Year 4 Newsletter | Term 2 Week 4

This past week has been another very busy one in Year 4 with lots happening in every Key Learning Area.The students have been exceptionally engaged with every aspect of their learning. One area that has brought about some excellent discussion has been our Social and Emotional learning lessons which focused on ‘listening’ to other people’s body language. The aim is to help our children begin to look at others and try to read their body posture, their facial expressions and how they are moving in general. The learners shared experiences of when it was challenging to read the facial expressions of others and how, with mask mandates, that we have to focus more on the eyes to get a sense of how someone is feeling. It has been impressive to see how open the children are to sharing their thoughts and experiences in this learning area.


The focus in Mathematics so far this term has been on fractions and developing a deep understanding of what they are, how to change them and how they are used in everyday life. Over the past week, students have been working on creating equivalent fractions through the use of both pictorial representations and then with numbers. A significant focus of our unit has also been for the learners to express their understanding of fractions through the use of the correct mathematical language. This can sound like, ‘a proper fraction is when the numerator is smaller than the denominator’ instead of saying that a proper fraction is when the number on top is smaller than the number on the bottom. The skill of using mathematical language has also been developed through partner discussions and reflections on their work.The students have been using their new found knowledge of equivalent fractions to complete addition problems where the denominators are different. As we move towards the culmination of the unit, children will also have a chance to explore mixed fractions and improper fractions.
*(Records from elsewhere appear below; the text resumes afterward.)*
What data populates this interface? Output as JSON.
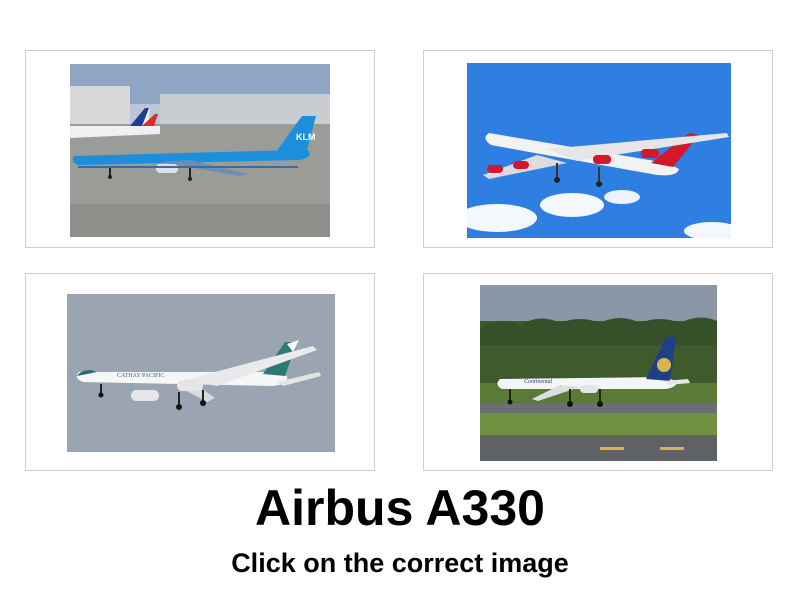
{
  "quiz": {
    "title": "Airbus A330",
    "instruction": "Click on the correct image"
  },
  "options": [
    {
      "icon": "klm-airliner-on-apron-photo",
      "tail_text": "KLM"
    },
    {
      "icon": "four-engine-airliner-in-flight-photo"
    },
    {
      "icon": "cathay-pacific-airliner-in-flight-photo",
      "fuselage_text": "CATHAY PACIFIC"
    },
    {
      "icon": "continental-airliner-on-runway-photo",
      "fuselage_text": "Continental"
    }
  ],
  "colors": {
    "klm_blue": "#1c8fdc",
    "sky_blue": "#2f7fe3",
    "virgin_red": "#d4172a",
    "hazy_sky": "#9aa5b1",
    "continental_navy": "#1f3f86",
    "card_border": "#cfcfcf"
  }
}
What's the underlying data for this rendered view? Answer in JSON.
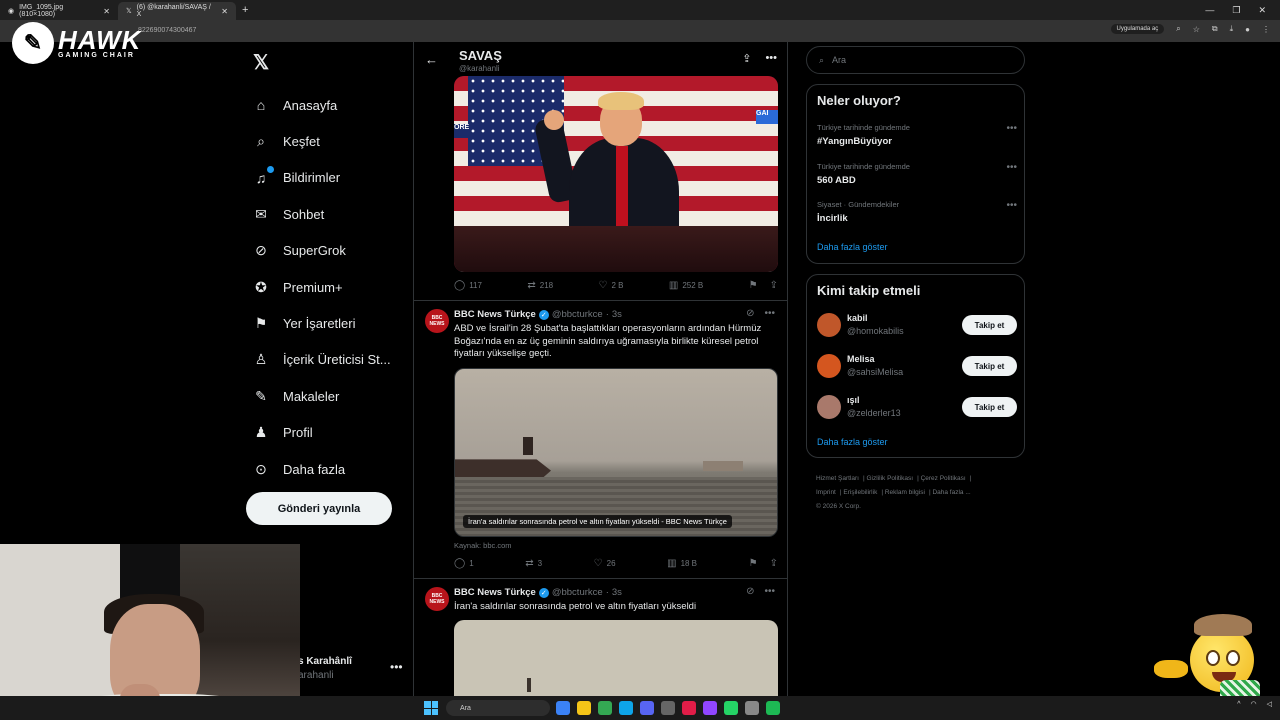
{
  "browser": {
    "tabs": [
      {
        "label": "IMG_1095.jpg (810×1080)"
      },
      {
        "label": "(6) @karahanli/SAVAŞ / X"
      }
    ],
    "url_fragment": "822690074300467",
    "app_pill": "Uygulamada aç"
  },
  "overlay": {
    "logo_text": "HAWK",
    "logo_sub": "GAMING CHAIR"
  },
  "nav": {
    "items": [
      {
        "label": "Anasayfa",
        "icon": "home-icon"
      },
      {
        "label": "Keşfet",
        "icon": "search-icon"
      },
      {
        "label": "Bildirimler",
        "icon": "bell-icon"
      },
      {
        "label": "Sohbet",
        "icon": "mail-icon"
      },
      {
        "label": "SuperGrok",
        "icon": "grok-icon"
      },
      {
        "label": "Premium+",
        "icon": "verified-icon"
      },
      {
        "label": "Yer İşaretleri",
        "icon": "bookmark-icon"
      },
      {
        "label": "İçerik Üreticisi St...",
        "icon": "creator-icon"
      },
      {
        "label": "Makaleler",
        "icon": "article-icon"
      },
      {
        "label": "Profil",
        "icon": "profile-icon"
      },
      {
        "label": "Daha fazla",
        "icon": "more-icon"
      }
    ],
    "post_button": "Gönderi yayınla",
    "account_name": "s Karahânlî",
    "account_handle": "arahanli"
  },
  "feed": {
    "title": "SAVAŞ",
    "handle": "@karahanli",
    "tweet0_actions": {
      "replies": "117",
      "reposts": "218",
      "likes": "2 B",
      "views": "252 B"
    },
    "tweet1": {
      "name": "BBC News Türkçe",
      "handle": "@bbcturkce",
      "time": "3s",
      "text": "ABD ve İsrail'in 28 Şubat'ta başlattıkları operasyonların ardından Hürmüz Boğazı'nda en az üç geminin saldırıya uğramasıyla birlikte küresel petrol fiyatları yükselişe geçti.",
      "card_caption": "İran'a saldırılar sonrasında petrol ve altın fiyatları yükseldi - BBC News Türkçe",
      "source": "Kaynak: bbc.com",
      "replies": "1",
      "reposts": "3",
      "likes": "26",
      "views": "18 B"
    },
    "tweet2": {
      "name": "BBC News Türkçe",
      "handle": "@bbcturkce",
      "time": "3s",
      "text": "İran'a saldırılar sonrasında petrol ve altın fiyatları yükseldi"
    },
    "avatar_label": "BBC NEWS"
  },
  "sidebar": {
    "search_placeholder": "Ara",
    "trends_title": "Neler oluyor?",
    "trends": [
      {
        "context": "Türkiye tarihinde gündemde",
        "name": "#YangınBüyüyor"
      },
      {
        "context": "Türkiye tarihinde gündemde",
        "name": "560 ABD"
      },
      {
        "context": "Siyaset · Gündemdekiler",
        "name": "İncirlik"
      }
    ],
    "trends_more": "Daha fazla göster",
    "follow_title": "Kimi takip etmeli",
    "follow": [
      {
        "name": "kabil",
        "handle": "@homokabilis",
        "color": "#c0572a"
      },
      {
        "name": "Melisa",
        "handle": "@sahsiMelisa",
        "color": "#d4561f"
      },
      {
        "name": "ışıl",
        "handle": "@zelderler13",
        "color": "#a9796b"
      }
    ],
    "follow_button": "Takip et",
    "follow_more": "Daha fazla göster",
    "footer": [
      "Hizmet Şartları",
      "Gizlilik Politikası",
      "Çerez Politikası",
      "Imprint",
      "Erişilebilirlik",
      "Reklam bilgisi",
      "Daha fazla ...",
      "© 2026 X Corp."
    ]
  },
  "taskbar": {
    "search_label": "Ara"
  },
  "colors": {
    "accent": "#1d9bf0",
    "background": "#000000",
    "border": "#2f3336",
    "muted": "#71767b"
  }
}
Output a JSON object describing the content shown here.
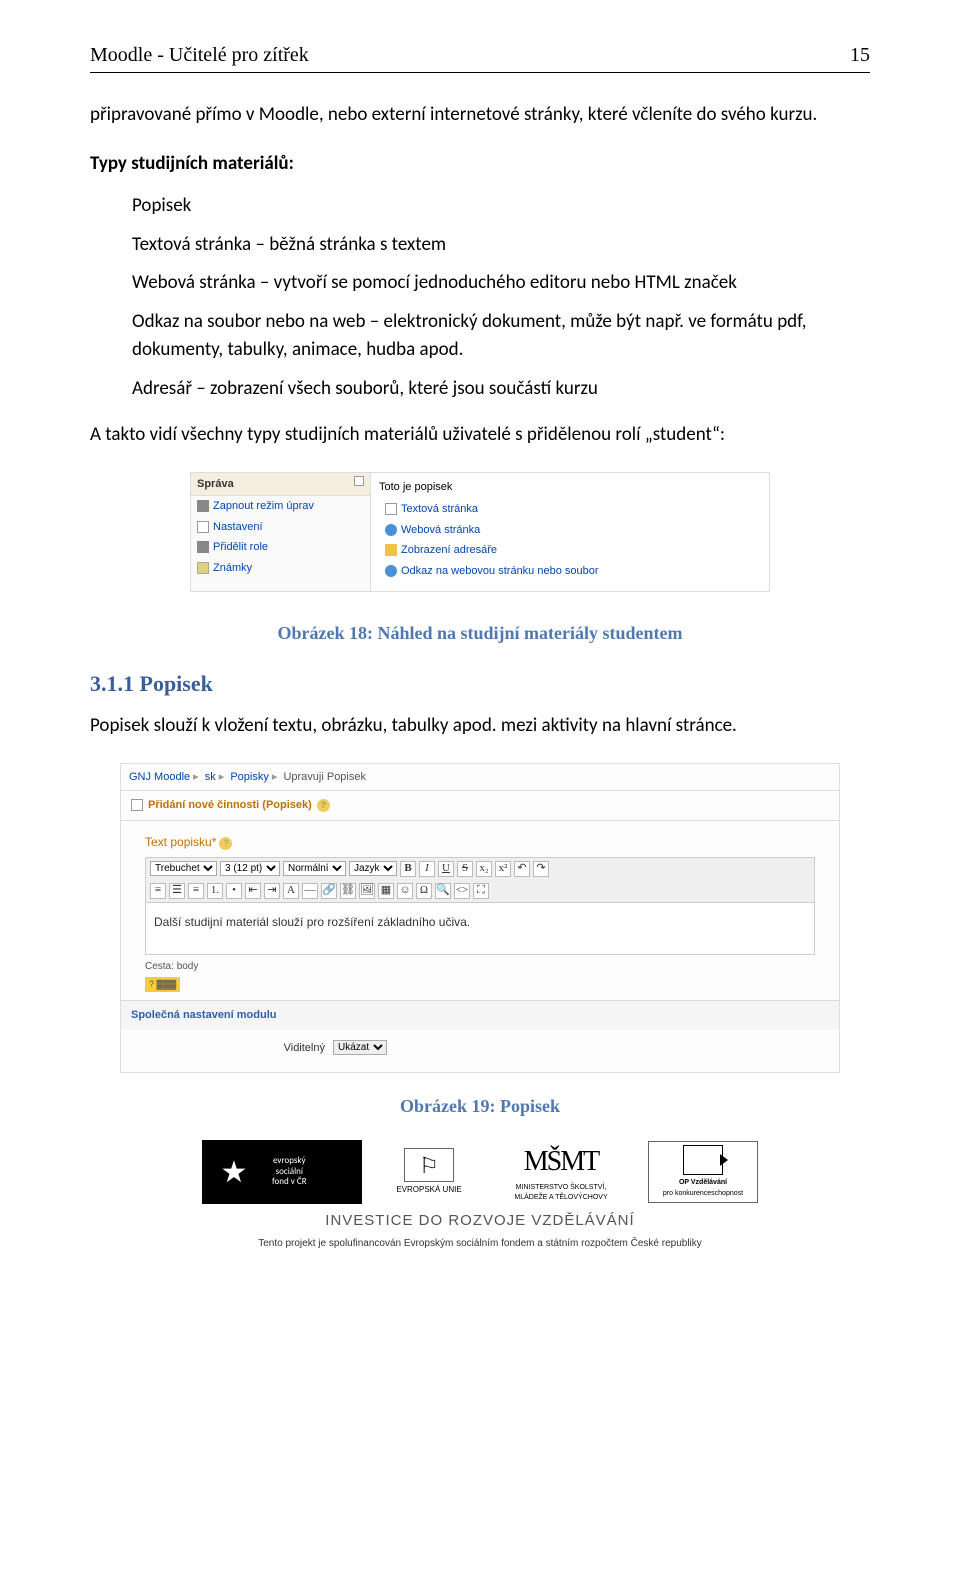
{
  "header": {
    "title": "Moodle - Učitelé pro zítřek",
    "page_number": "15"
  },
  "intro": "připravované přímo v Moodle, nebo externí internetové stránky, které včleníte do svého kurzu.",
  "h2": "Typy studijních materiálů:",
  "types": {
    "popisek": "Popisek",
    "textova": "Textová stránka – běžná stránka s textem",
    "webova": "Webová stránka – vytvoří se pomocí jednoduchého editoru nebo HTML značek",
    "odkaz": "Odkaz na soubor nebo na web – elektronický dokument, může být např. ve formátu pdf, dokumenty, tabulky, animace, hudba apod.",
    "adresar": "Adresář – zobrazení všech souborů, které jsou součástí kurzu"
  },
  "para_student": "A takto vidí všechny typy studijních materiálů uživatelé s přidělenou rolí „student“:",
  "mock1": {
    "panel_title": "Správa",
    "left_items": [
      "Zapnout režim úprav",
      "Nastavení",
      "Přidělit role",
      "Známky"
    ],
    "label_title": "Toto je popisek",
    "right_items": [
      "Textová stránka",
      "Webová stránka",
      "Zobrazení adresáře",
      "Odkaz na webovou stránku nebo soubor"
    ]
  },
  "caption1": "Obrázek 18: Náhled na studijní materiály studentem",
  "h311": "3.1.1  Popisek",
  "para_popisek": "Popisek slouží k vložení textu, obrázku, tabulky apod. mezi aktivity na hlavní stránce.",
  "mock2": {
    "crumb": [
      "GNJ Moodle",
      "sk",
      "Popisky",
      "Upravuji Popisek"
    ],
    "sec_head": "Přidání nové činnosti (Popisek)",
    "label": "Text popisku*",
    "toolbar": {
      "font": "Trebuchet",
      "size_opts": "3 (12 pt)",
      "style": "Normální",
      "lang": "Jazyk",
      "buttons": [
        "B",
        "I",
        "U",
        "S"
      ]
    },
    "editor_text": "Další studijní materiál slouží pro rozšíření základního učiva.",
    "path_label": "Cesta:",
    "path_value": "body",
    "mod_head": "Společná nastavení modulu",
    "visible_label": "Viditelný",
    "visible_value": "Ukázat"
  },
  "caption2": "Obrázek 19: Popisek",
  "footer": {
    "esf": {
      "l1": "evropský",
      "l2": "sociální",
      "l3": "fond v ČR"
    },
    "eu": "EVROPSKÁ UNIE",
    "msmt": {
      "logo": "MŠMT",
      "l1": "MINISTERSTVO ŠKOLSTVÍ,",
      "l2": "MLÁDEŽE A TĚLOVÝCHOVY"
    },
    "opvk": {
      "l1": "OP Vzdělávání",
      "l2": "pro konkurenceschopnost"
    },
    "invest": "INVESTICE DO ROZVOJE VZDĚLÁVÁNÍ",
    "cofund": "Tento projekt je spolufinancován Evropským sociálním fondem a státním rozpočtem České republiky"
  }
}
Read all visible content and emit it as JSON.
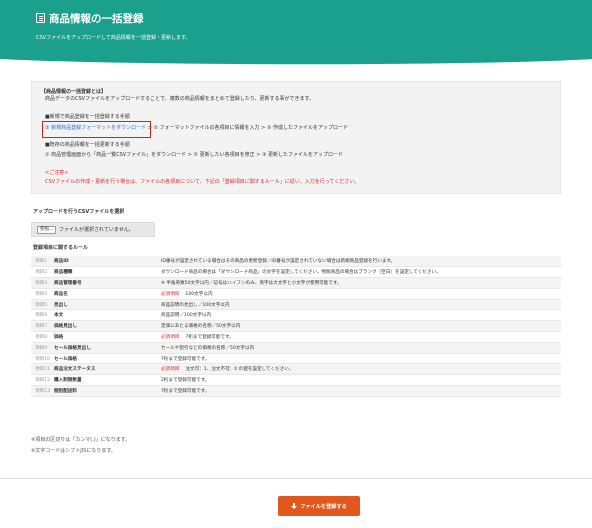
{
  "header": {
    "title": "商品情報の一括登録",
    "subtitle": "CSVファイルをアップロードして商品情報を一括登録・更新します。"
  },
  "info": {
    "heading": "【商品情報の一括登録とは】",
    "intro": "商品データのCSVファイルをアップロードすることで、複数の商品情報をまとめて登録したり、更新する事ができます。",
    "new_heading": "■新規で商品登録を一括登録する手順",
    "new_step1_prefix": "①",
    "new_step1_link": "新規商品登録フォーマットをダウンロード",
    "new_step2": "> ② フォーマットファイルの各項目に情報を入力 > ③ 作成したファイルをアップロード",
    "existing_heading": "■既存の商品情報を一括更新する手順",
    "existing_steps": "① 商品管理画面から「商品一覧CSVファイル」をダウンロード > ② 更新したい各項目を修正 > ③ 更新したファイルをアップロード",
    "caution_heading": "<ご注意>",
    "caution_text": "CSVファイルの作成・更新を行う場合は、ファイルの各項目について、下記の「登録項目に関するルール」に従い、入力を行ってください。"
  },
  "upload": {
    "label": "アップロードを行うCSVファイルを選択",
    "browse_button": "参照...",
    "file_status": "ファイルが選択されていません。"
  },
  "rules": {
    "heading": "登録項目に関するルール",
    "rows": [
      {
        "no": "項目1",
        "name": "商品ID",
        "required": "",
        "desc": "ID番号が設定されている場合はその商品の更新登録／ID番号が設定されていない場合は新規商品登録を行います。"
      },
      {
        "no": "項目2",
        "name": "商品種類",
        "required": "",
        "desc": "ダウンロード商品の場合は「ダウンロード商品」の文字を設定してください。物販商品の場合はブランク（空白）を設定してください。"
      },
      {
        "no": "項目3",
        "name": "商品管理番号",
        "required": "",
        "desc": "※ 半角英数50文字以内／記号はハイフンのみ、英字は大文字と小文字が使用可能です。"
      },
      {
        "no": "項目4",
        "name": "商品名",
        "required": "必須項目",
        "desc": "100文字以内"
      },
      {
        "no": "項目5",
        "name": "見出し",
        "required": "",
        "desc": "商品説明の見出し／100文字以内"
      },
      {
        "no": "項目6",
        "name": "本文",
        "required": "",
        "desc": "商品説明／100文字以内"
      },
      {
        "no": "項目7",
        "name": "価格見出し",
        "required": "",
        "desc": "定価にあたる価格の名称／50文字以内"
      },
      {
        "no": "項目8",
        "name": "価格",
        "required": "必須項目",
        "desc": "7桁まで登録可能です。"
      },
      {
        "no": "項目9",
        "name": "セール価格見出し",
        "required": "",
        "desc": "セールや割引などの価格の名称／50文字以内"
      },
      {
        "no": "項目10",
        "name": "セール価格",
        "required": "",
        "desc": "7桁まで登録可能です。"
      },
      {
        "no": "項目11",
        "name": "商品注文ステータス",
        "required": "必須項目",
        "desc": "注文可：1、注文不可：0 の値を設定してください。"
      },
      {
        "no": "項目12",
        "name": "購入制限数量",
        "required": "",
        "desc": "2桁まで登録可能です。"
      },
      {
        "no": "項目13",
        "name": "個別配送料",
        "required": "",
        "desc": "7桁まで登録可能です。"
      }
    ]
  },
  "notes": {
    "delimiter": "※項目の区切りは「カンマ(,)」になります。",
    "encoding": "※文字コードはシフトJISになります。"
  },
  "submit": {
    "label": "ファイルを登録する",
    "icon": "download-icon"
  },
  "colors": {
    "header_bg": "#1aa08c",
    "accent_red": "#d9282e",
    "link": "#1e6fcf",
    "submit_bg": "#e2571b"
  }
}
At the beginning of the unit, we asked all the children to share what they knew about fractions and will go back to this same document at the end of the unit. We will ask the students ‘what they now know about fractions’ as a means of assessment for teachers and also for the children to see how they have grown in their learning.


This term in English, our students have been exploring how authors represent cultural and historical differences in fairytales from all over the world. Over the past couple of weeks, students have been exploring the classical Fairytale of Cinderella through the text “Cinderella of the Nile”, which is the oldest known Cinderella story written down in Greece over 2000 years ago. Together we have broken down the elements of a fairytale, such as the inclusion of magic, a moral and a theme of good vs evil. Last week we explored many different cultural retellings of Cinderella, taking note of the cultural and historical clues the authors give and, in some cases, trying to infer their origin. This week we have begun to plan our cultural retelling of Cinderella. Students have come up with some fantastic plans for Cinderella’s in Hong Kong, in the Netherlands and even in modern-day restaurants in big cities. Over the next couple of weeks, we will be breaking down the elements of narrative writing and continuing to craft their cultural retelling of Cinderella.


This term’s big idea in science is how the Earth’s surface changes due to natural processes and human activity. Our first focus is the natural process of continental drift, also referred to as plate tectonics. Students explored the layers of the earth, the different ways tectonic plates move and the impact those movements have had on the Earth’s surface over time. To conclude this topic, students inquired into plate tectonics using the question: How can we use a boiled egg to represent the Earth? Ask your child how they tested this hypothesis and if they were successful.


We have begun our History unit this week. Our unit is called “When two cultures collide”. Students will use their research and comprehension skills to present their understanding of the concepts covered within this unit; 1700-1800s Britain, colonisation and the impact felt by Australia’s First Peoples. In addition, students will inquire into the lifestyle of Australia’s First People and compare it to the people of Britain of the same era. Areas for research will include crime and punishment, the environment, daily life, clothing and food.

Wattle-Jacaranda ‘Aussie Fun in the Sun’ Mufti Day

Next Thursday 19 May is the ‘Aussie Fun in the Sun’ Mufti Day to support the Wattle and Jacaranda House Charities, One Sky and HOPE for Cambodian Children. If you haven’t already ordered your food, please use this form HERE (which now closes on Monday) to order any sausages, Icy Poles, lolly bags and games for the day. If you have any questions, please contact the Primary Office.